A lot of people have ventured into the world of cutting machines with very little understanding of what they are doing. It’s not their fault, the machine companies push the idea that all you have to do is to press a button. It’s simply not true.
I have a much easier time with vinyl than many people I see posting in Facebook groups. I think that’s because I started and worked with paper for many years. While working with paper, it was necessary to develop an understanding of blade depth and pressure (called thickness by Silhouette). By calling pressure “thickness” they confuse a lot of people, because thickness of the material you are cutting actually relates more to blade depth.
Hobby machines all come with click-type adjustable blades (if you have an old Silhouette or Wishblade, it came with colored caps to adjust the blade. With a click blade, the higher the number, the more the blade sticks out. You may have purchased a CB09 blade for the Silhouette. That’s a professional Graphtec blade and to use it you need to understand what the blade is supposed to do.
THE BLADE: Blade adjustment comes first, whether cutting vinyl or paper. The blade should be extending no further than very slightly more than the thickness of your material. Too far and it will cut the mat, not far enough and it won’t cut through. This is a lot less than you might think it is. Any other adjustments should be made with the pressure or the “thickness”. Most people have their blade out too far.
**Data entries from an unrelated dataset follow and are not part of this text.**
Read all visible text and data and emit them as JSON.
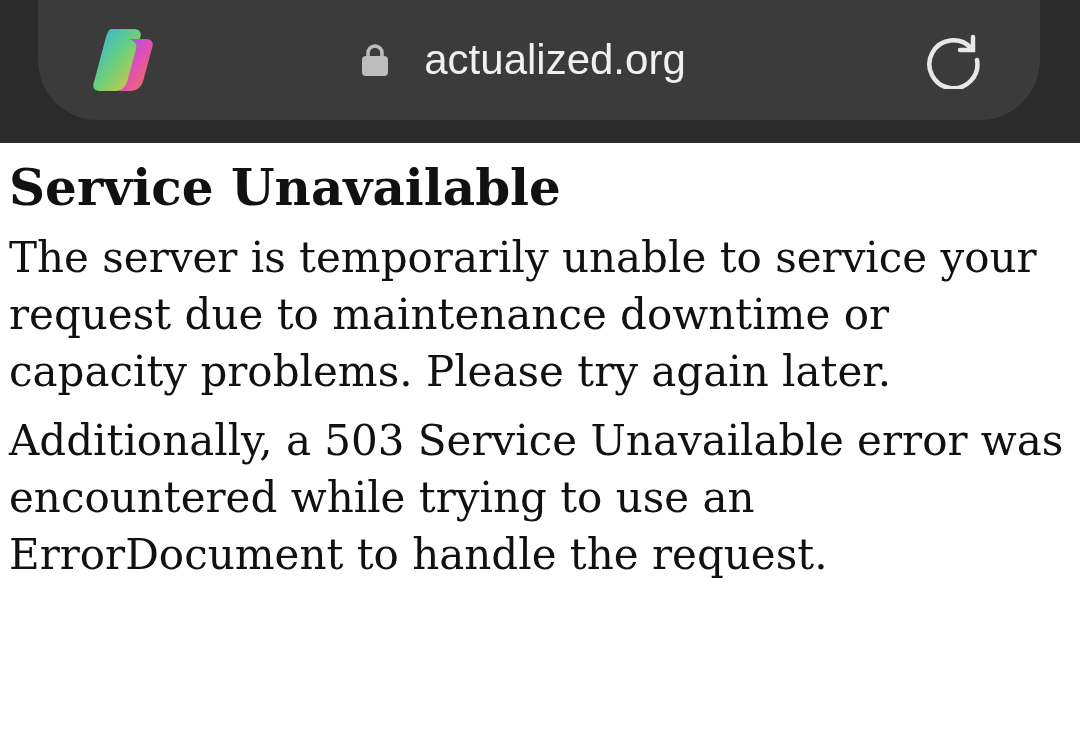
{
  "address_bar": {
    "url": "actualized.org",
    "secure": true
  },
  "page": {
    "heading": "Service Unavailable",
    "paragraphs": [
      "The server is temporarily unable to service your request due to maintenance downtime or capacity problems. Please try again later.",
      "Additionally, a 503 Service Unavailable error was encountered while trying to use an ErrorDocument to handle the request."
    ]
  }
}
It should be sticking out just less than the thickness of a credit card. Other adjustments are made in the pressure setting (thickness on the Silhouette)
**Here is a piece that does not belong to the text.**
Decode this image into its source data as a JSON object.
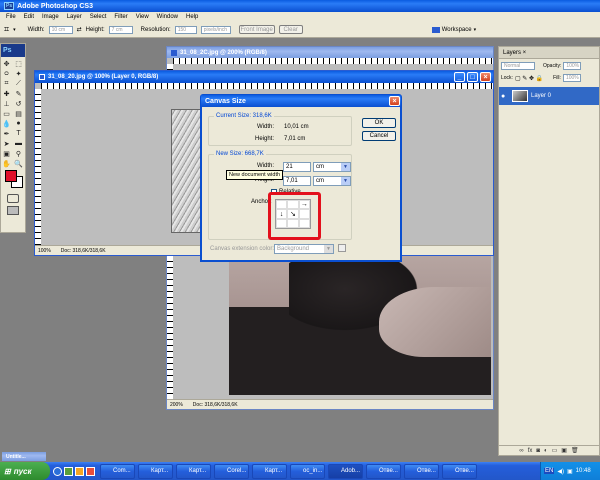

Take a minute and watch this video: ADJUSTING THE BLADE FOR VINYL CUTTING
Cutting Paper: Lately, it seems a lot of people are trying to cut paper. Adjusting the blade to cut paper is much trickier. The settings recommended by your machine are for their brand of paper only, and of course, you want to use a variety of papers. Don’t we all? Again, you want the blade only slightly deeper than your paper – you don’t want it cutting way into your mat. Too deep, and you’ll ruin your mat and it may shred your paper. Too shallow, and it won’t cut through. To test your blade setting, try this:
Put your paper on a piece of cardboard. Run your blade across it using a slight amount of pressure. Did it cut through the paper and only slightly mar the cardboard? If so, it’s good. If not, dial up or down. To see what this would look like, check out this page from US Cutter.
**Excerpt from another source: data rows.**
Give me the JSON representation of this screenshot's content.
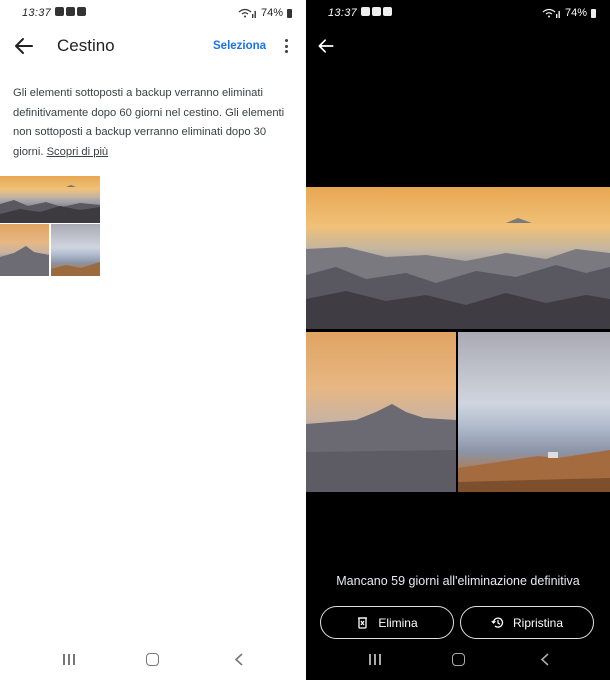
{
  "status_bar": {
    "time": "13:37",
    "battery": "74%"
  },
  "trash": {
    "title": "Cestino",
    "select_label": "Seleziona",
    "info_text": "Gli elementi sottoposti a backup verranno eliminati definitivamente dopo 60 giorni nel cestino. Gli elementi non sottoposti a backup verranno eliminati dopo 30 giorni.",
    "learn_more": "Scopri di più"
  },
  "viewer": {
    "deadline_text": "Mancano 59 giorni all'eliminazione definitiva",
    "delete_label": "Elimina",
    "restore_label": "Ripristina"
  },
  "icons": {
    "back": "arrow-back-icon",
    "more": "more-vert-icon",
    "delete": "delete-icon",
    "restore": "restore-icon",
    "nav_recent": "recent-apps-icon",
    "nav_home": "home-icon",
    "nav_back": "nav-back-icon"
  },
  "colors": {
    "accent": "#1a73e8",
    "viewer_bg": "#000000"
  }
}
PRESSURE, THICKNESS, DOWNWARD FORCE: This is how much force the machine puts on the blade when cutting. I don’t know why Silhouette calls it THICKNESS since that is not a good description. I originally thought it had to do with how thick the material is, but really, it doesn’t. The thickness of the material determines your blade depth. For this reason, I prefer the term PRESSURE.
This setting is how much downward force is applied to the blade as it is cutting. At its highest setting (33) the Silhouette studio has 210 grams of force. To round things off, each number on their thickness settings is about 6 grams of force. Interestingly, Provocraft has refused to release the cutting force of the Cricut, but since it can cut heavier material than the Silhouette, I would assume it is slightly more, maybe 300 grams. Most vinyl manufacturers recommend starting at 40 grams of pressure and adjusting form there. That would be 8 or 9 on the Silhouette Cameo.
Cutting paper is much more difficult than cutting vinyl. There are so many kinds of paper with such different characteristics. Not all settings work for all paper. The thickness and density of the paper are important factors. You should do test cuts for paper and write your settings on a sample and file them away (if only I practiced what I preach). This picture is recollections cardstock at the standard settings. The circle is OK, the square has not quite crisp corners and the triangle is a major handing chad.
I then backed the blade off from 4 to 3 and it was a bit better, but the triangle and square still had to be pushed out and the corners weren’t crisp.
Here’s the secret: It’s the overcut function. I set mine to 0.2mm. What this does is cause the blade to lift and move forward 0.2mm at the corners. Voila! Crisp cuts that released cleanly.